*** Begin section ***

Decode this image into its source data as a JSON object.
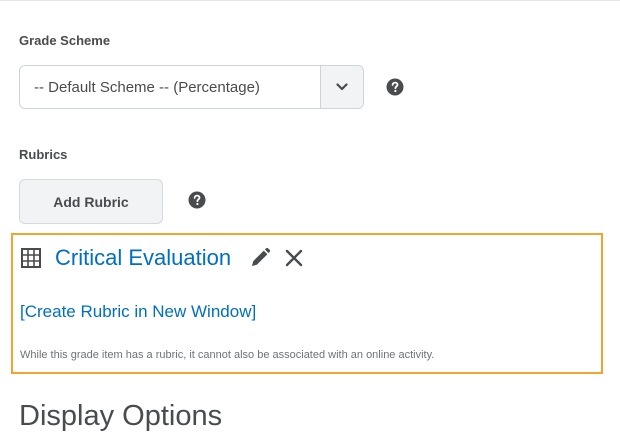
{
  "grade_scheme": {
    "label": "Grade Scheme",
    "selected": "-- Default Scheme -- (Percentage)"
  },
  "rubrics": {
    "label": "Rubrics",
    "add_button_label": "Add Rubric",
    "attached": {
      "name": "Critical Evaluation",
      "create_link": "[Create Rubric in New Window]",
      "note": "While this grade item has a rubric, it cannot also be associated with an online activity."
    }
  },
  "display_options": {
    "heading": "Display Options"
  },
  "colors": {
    "link": "#006fbf",
    "highlight_border": "#f1a52f",
    "text": "#494c4e"
  }
}
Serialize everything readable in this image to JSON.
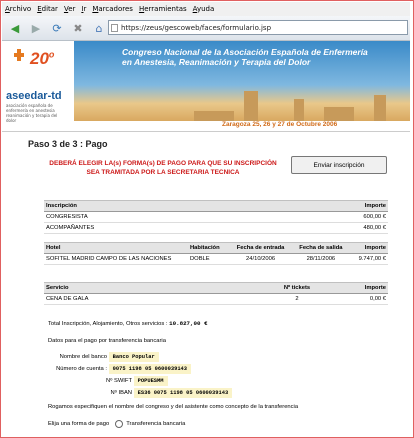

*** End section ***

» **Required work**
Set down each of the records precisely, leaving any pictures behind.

» **Output for this exercise**
Decode this image into its source data as a JSON object.
{
  "grade_scheme": {
    "label": "Grade Scheme",
    "selected": "-- Default Scheme -- (Percentage)"
  },
  "rubrics": {
    "label": "Rubrics",
    "add_button_label": "Add Rubric",
    "attached": {
      "name": "Critical Evaluation",
      "create_link": "[Create Rubric in New Window]",
      "note": "While this grade item has a rubric, it cannot also be associated with an online activity."
    }
  },
  "display_options": {
    "heading": "Display Options"
  },
  "colors": {
    "link": "#006fbf",
    "highlight_border": "#f1a52f",
    "text": "#494c4e"
  }
}
Serialize everything readable in this image to JSON.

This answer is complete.